[Items listed in a dataset]
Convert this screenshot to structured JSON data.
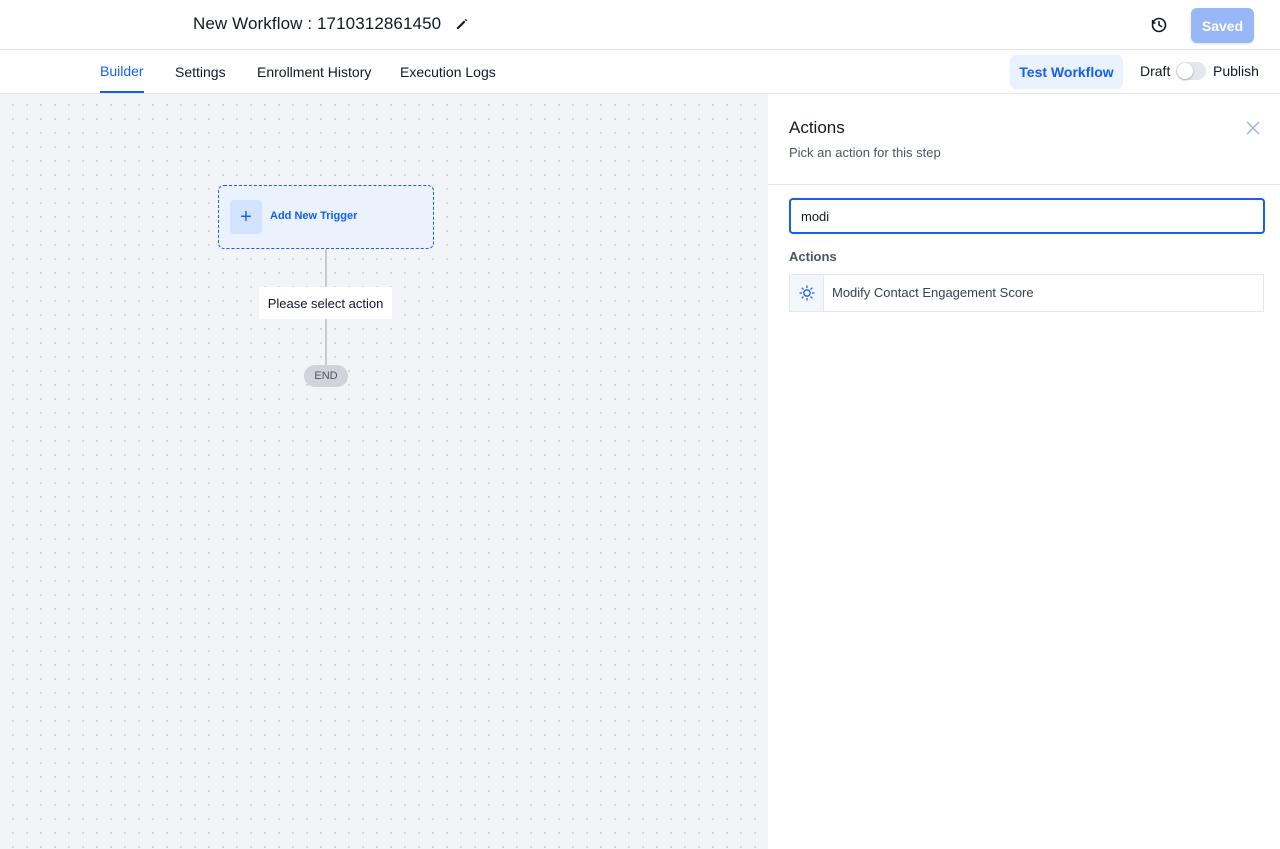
{
  "header": {
    "title": "New Workflow : 1710312861450",
    "saved_label": "Saved",
    "colors": {
      "accent": "#155eef",
      "saved_button": "#97b7f7"
    }
  },
  "tabs": {
    "items": [
      {
        "label": "Builder",
        "active": true
      },
      {
        "label": "Settings",
        "active": false
      },
      {
        "label": "Enrollment History",
        "active": false
      },
      {
        "label": "Execution Logs",
        "active": false
      }
    ],
    "test_workflow_label": "Test Workflow",
    "draft_label": "Draft",
    "publish_label": "Publish",
    "publish_toggle_on": false
  },
  "canvas": {
    "trigger_label": "Add New Trigger",
    "action_placeholder": "Please select action",
    "end_label": "END"
  },
  "panel": {
    "title": "Actions",
    "subtitle": "Pick an action for this step",
    "search_value": "modi",
    "section_label": "Actions",
    "results": [
      {
        "label": "Modify Contact Engagement Score",
        "icon": "engagement-score-icon"
      }
    ]
  }
}
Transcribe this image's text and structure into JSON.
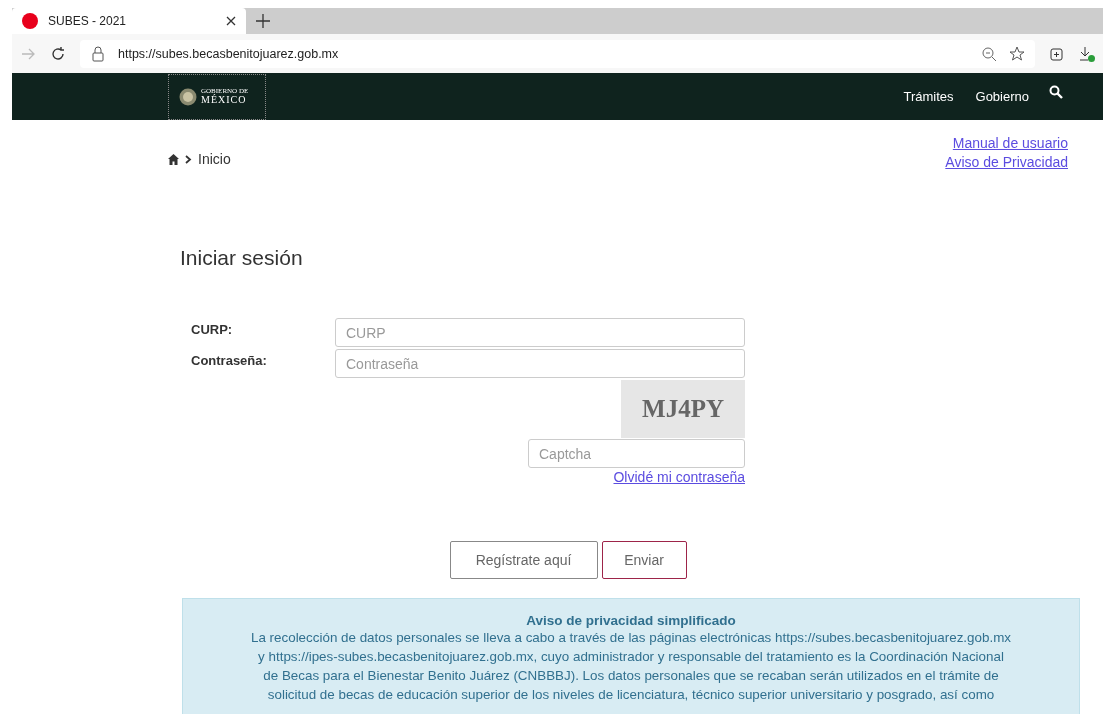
{
  "browser": {
    "tab_title": "SUBES - 2021",
    "url": "https://subes.becasbenitojuarez.gob.mx"
  },
  "header": {
    "logo_top": "GOBIERNO DE",
    "logo_bottom": "MÉXICO",
    "nav": [
      "Trámites",
      "Gobierno"
    ]
  },
  "breadcrumb": "Inicio",
  "links": [
    "Manual de usuario",
    "Aviso de Privacidad"
  ],
  "login": {
    "title": "Iniciar sesión",
    "curp_label": "CURP:",
    "curp_placeholder": "CURP",
    "password_label": "Contraseña:",
    "password_placeholder": "Contraseña",
    "captcha_image_text": "MJ4PY",
    "captcha_placeholder": "Captcha",
    "forgot_link": "Olvidé mi contraseña",
    "register_button": "Regístrate aquí",
    "submit_button": "Enviar"
  },
  "privacy": {
    "title": "Aviso de privacidad simplificado",
    "lines": [
      "La recolección de datos personales se lleva a cabo a través de las páginas electrónicas https://subes.becasbenitojuarez.gob.mx",
      "y https://ipes-subes.becasbenitojuarez.gob.mx, cuyo administrador y responsable del tratamiento es la Coordinación Nacional",
      "de Becas para el Bienestar Benito Juárez (CNBBBJ). Los datos personales que se recaban serán utilizados en el trámite de",
      "solicitud de becas de educación superior de los niveles de licenciatura, técnico superior universitario y posgrado, así como"
    ]
  }
}
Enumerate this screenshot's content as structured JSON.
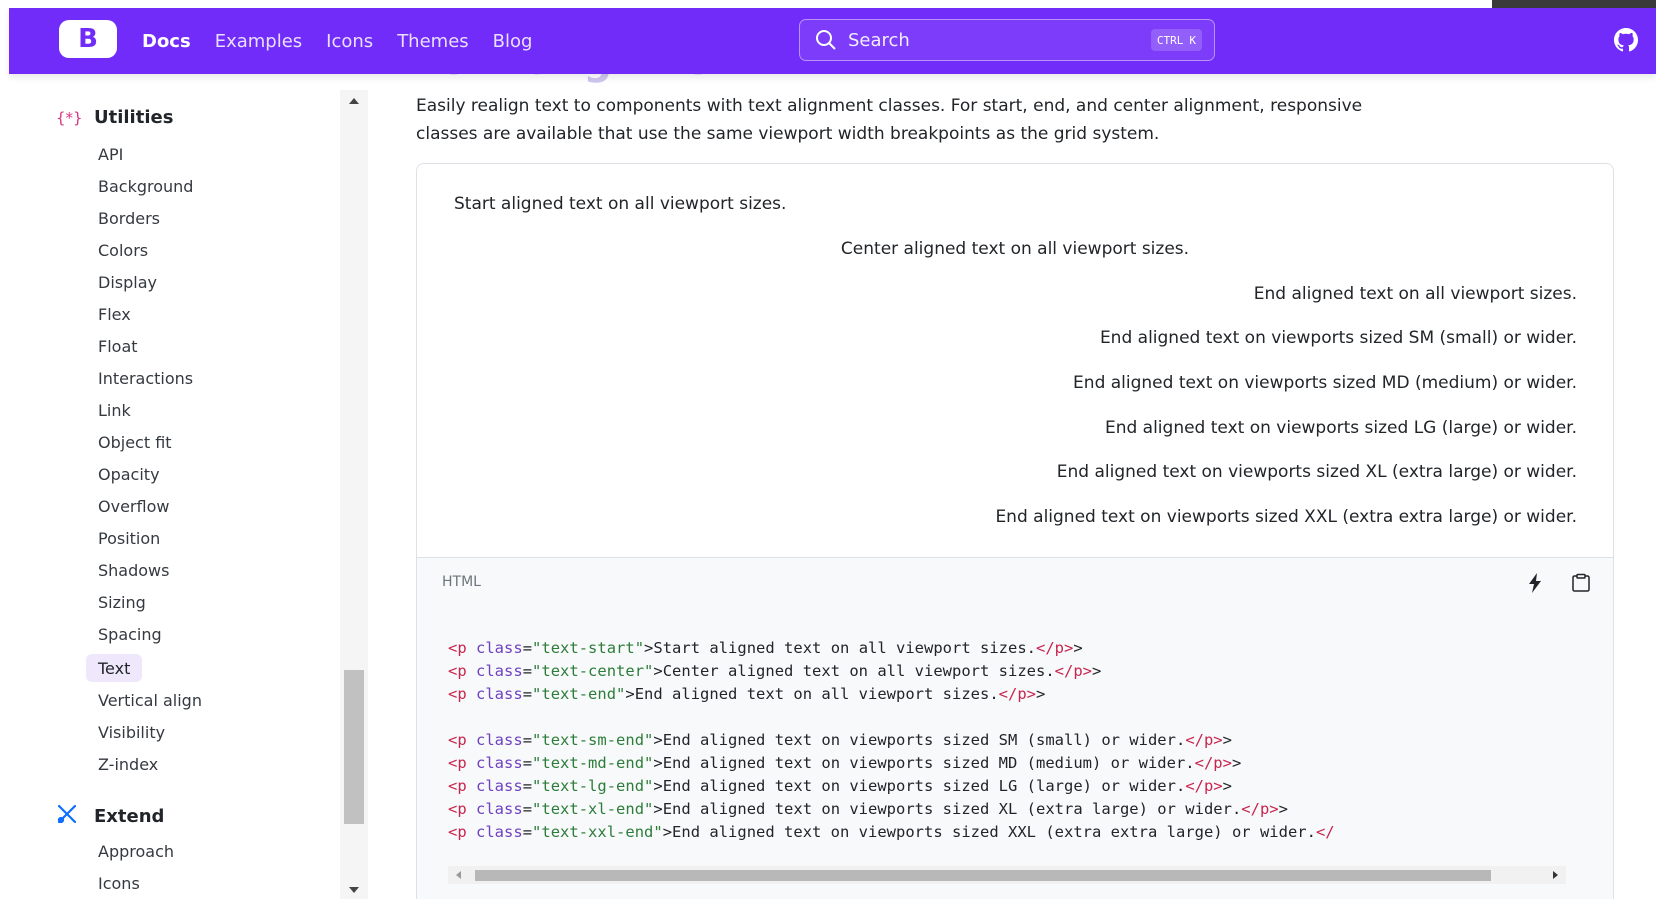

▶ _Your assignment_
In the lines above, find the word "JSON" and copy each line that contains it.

▶ _Written answer_
Convert this screenshot to structured JSON data.
Transcribe this image's text and structure into JSON.
Enumerate this screenshot's content as structured JSON.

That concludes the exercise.